#### [PROBLEM]
This exercise calls for every line of the data below with the string "informations" in it.

=-=-=

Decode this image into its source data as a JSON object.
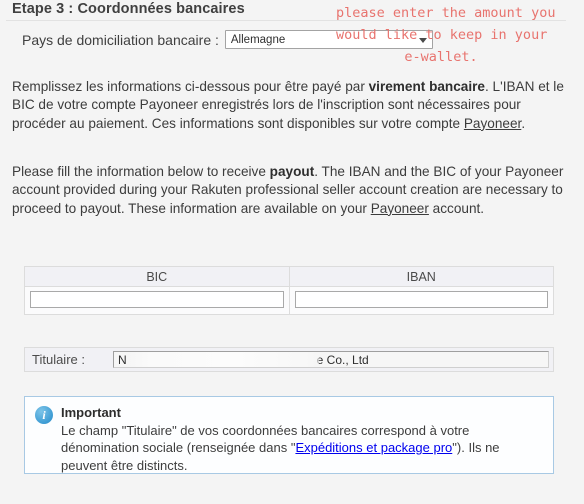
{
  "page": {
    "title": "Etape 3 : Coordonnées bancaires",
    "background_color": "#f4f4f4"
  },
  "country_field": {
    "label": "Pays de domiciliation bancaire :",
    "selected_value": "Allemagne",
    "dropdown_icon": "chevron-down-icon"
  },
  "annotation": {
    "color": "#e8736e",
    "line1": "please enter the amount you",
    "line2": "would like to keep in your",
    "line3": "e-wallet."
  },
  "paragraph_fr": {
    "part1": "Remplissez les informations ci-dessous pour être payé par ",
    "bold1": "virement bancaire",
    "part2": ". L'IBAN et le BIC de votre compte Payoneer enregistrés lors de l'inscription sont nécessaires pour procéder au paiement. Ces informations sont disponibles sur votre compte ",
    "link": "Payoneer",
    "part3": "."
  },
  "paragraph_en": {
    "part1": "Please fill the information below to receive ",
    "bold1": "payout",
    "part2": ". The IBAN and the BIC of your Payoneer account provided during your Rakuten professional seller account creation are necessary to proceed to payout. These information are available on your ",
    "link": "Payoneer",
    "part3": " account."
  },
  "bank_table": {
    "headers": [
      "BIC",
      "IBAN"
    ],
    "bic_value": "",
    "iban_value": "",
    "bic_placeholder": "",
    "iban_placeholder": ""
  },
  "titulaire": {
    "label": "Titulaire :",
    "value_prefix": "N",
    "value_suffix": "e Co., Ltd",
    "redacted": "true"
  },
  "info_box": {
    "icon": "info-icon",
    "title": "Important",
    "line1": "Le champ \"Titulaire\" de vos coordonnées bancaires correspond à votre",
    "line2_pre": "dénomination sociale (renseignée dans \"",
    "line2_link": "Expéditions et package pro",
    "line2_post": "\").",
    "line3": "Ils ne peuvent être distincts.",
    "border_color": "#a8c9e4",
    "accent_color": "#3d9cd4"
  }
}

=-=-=

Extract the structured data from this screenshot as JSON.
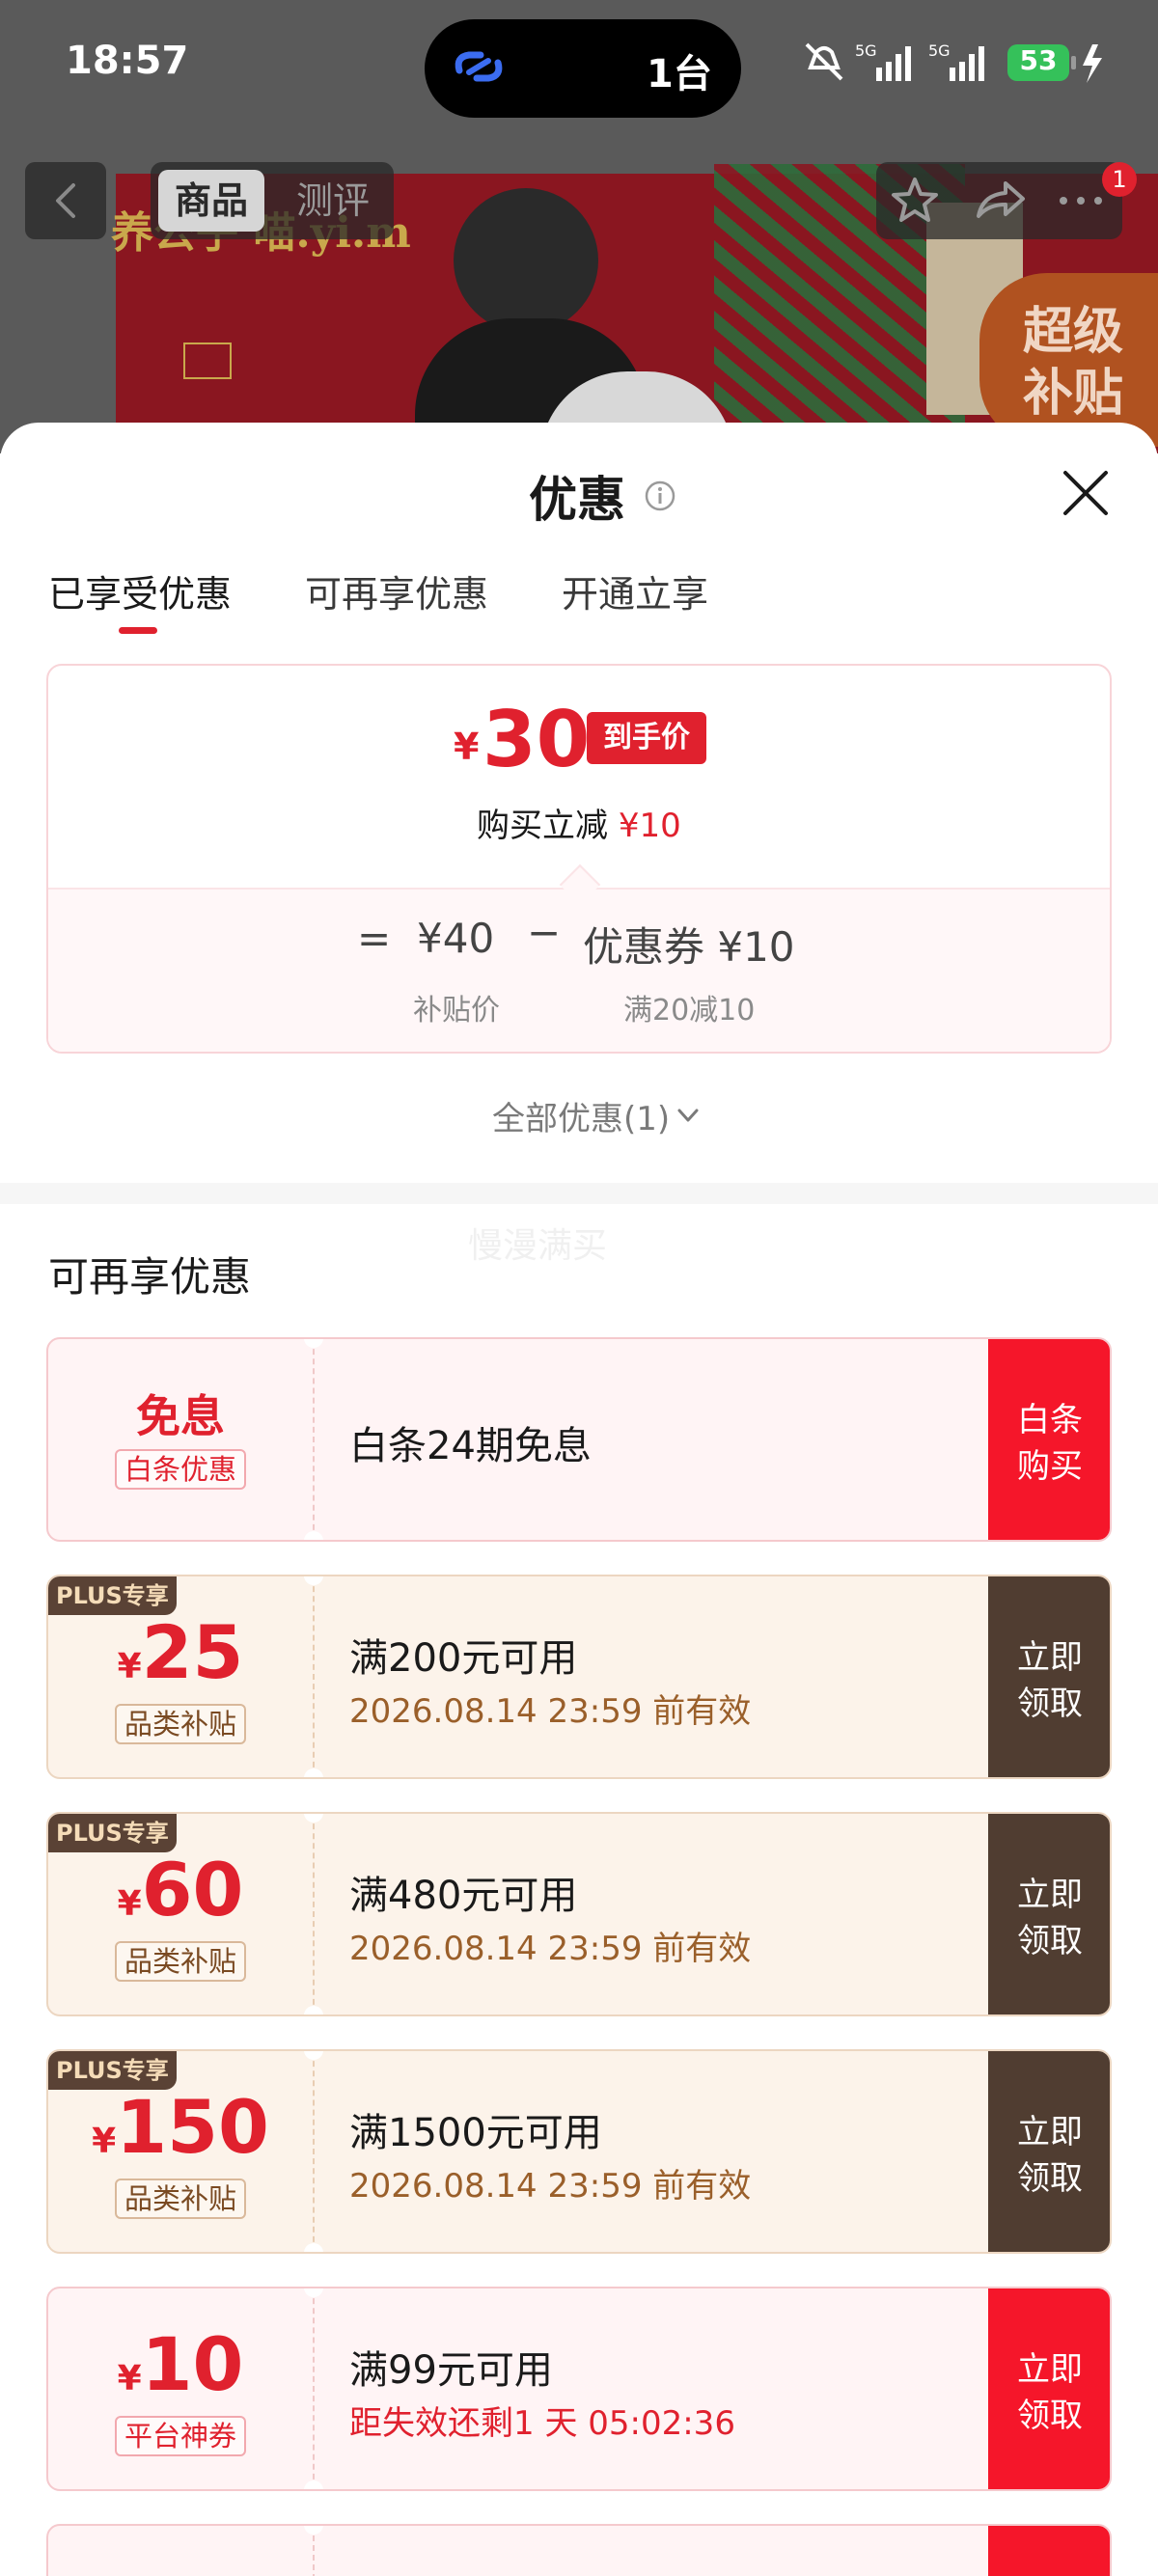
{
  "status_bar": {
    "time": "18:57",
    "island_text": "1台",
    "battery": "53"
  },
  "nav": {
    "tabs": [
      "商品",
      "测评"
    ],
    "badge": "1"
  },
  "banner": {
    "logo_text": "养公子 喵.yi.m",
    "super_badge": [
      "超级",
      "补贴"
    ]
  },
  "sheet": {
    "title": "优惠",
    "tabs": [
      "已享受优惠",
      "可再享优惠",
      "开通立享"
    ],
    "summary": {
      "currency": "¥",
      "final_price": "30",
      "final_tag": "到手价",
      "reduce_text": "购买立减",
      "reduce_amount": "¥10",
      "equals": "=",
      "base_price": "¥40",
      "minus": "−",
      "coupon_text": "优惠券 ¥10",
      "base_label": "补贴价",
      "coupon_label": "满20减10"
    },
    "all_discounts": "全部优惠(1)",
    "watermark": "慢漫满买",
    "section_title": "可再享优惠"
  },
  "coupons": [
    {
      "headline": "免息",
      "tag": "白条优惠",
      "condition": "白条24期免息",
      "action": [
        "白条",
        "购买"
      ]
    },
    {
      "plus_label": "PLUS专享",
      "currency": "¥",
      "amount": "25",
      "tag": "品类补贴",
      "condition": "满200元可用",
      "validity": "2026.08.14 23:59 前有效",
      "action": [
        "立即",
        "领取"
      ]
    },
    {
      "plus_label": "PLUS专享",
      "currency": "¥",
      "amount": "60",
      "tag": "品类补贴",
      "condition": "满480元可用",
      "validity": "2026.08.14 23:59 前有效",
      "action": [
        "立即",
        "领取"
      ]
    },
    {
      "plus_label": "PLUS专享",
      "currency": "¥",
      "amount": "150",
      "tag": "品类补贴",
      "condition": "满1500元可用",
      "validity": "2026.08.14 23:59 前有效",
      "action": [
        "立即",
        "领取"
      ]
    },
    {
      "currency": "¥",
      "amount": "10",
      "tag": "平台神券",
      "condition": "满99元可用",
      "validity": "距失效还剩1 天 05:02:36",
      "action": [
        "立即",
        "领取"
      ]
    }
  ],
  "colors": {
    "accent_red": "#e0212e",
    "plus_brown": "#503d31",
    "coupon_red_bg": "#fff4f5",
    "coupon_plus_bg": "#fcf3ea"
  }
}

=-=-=

#### [REPLY]
    "part1": "Remplissez les informations ci-dessous pour être payé par ",
    "part2": ". L'IBAN et le BIC de votre compte Payoneer enregistrés lors de l'inscription sont nécessaires pour procéder au paiement. Ces informations sont disponibles sur votre compte ",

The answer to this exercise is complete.